**WORK ORDER**
Pull each line containing "name" from the data.
----
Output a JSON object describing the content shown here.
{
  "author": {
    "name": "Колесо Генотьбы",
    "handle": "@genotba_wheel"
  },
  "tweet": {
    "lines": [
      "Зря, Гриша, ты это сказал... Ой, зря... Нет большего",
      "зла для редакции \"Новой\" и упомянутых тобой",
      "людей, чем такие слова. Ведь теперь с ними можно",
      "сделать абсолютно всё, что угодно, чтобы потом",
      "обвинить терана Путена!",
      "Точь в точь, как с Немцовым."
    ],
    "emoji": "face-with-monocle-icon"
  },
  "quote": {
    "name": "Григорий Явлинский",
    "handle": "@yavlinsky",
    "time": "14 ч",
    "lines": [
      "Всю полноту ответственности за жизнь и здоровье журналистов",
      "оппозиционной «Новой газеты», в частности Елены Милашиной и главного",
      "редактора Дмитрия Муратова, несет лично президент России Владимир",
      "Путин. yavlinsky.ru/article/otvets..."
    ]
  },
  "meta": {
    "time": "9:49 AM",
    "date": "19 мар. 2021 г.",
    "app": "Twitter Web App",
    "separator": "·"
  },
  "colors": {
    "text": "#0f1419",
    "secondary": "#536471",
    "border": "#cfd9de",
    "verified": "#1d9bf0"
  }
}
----
**ANSWER FOR THIS EXERCISE**
    "name": "Колесо Генотьбы",
    "name": "Григорий Явлинский",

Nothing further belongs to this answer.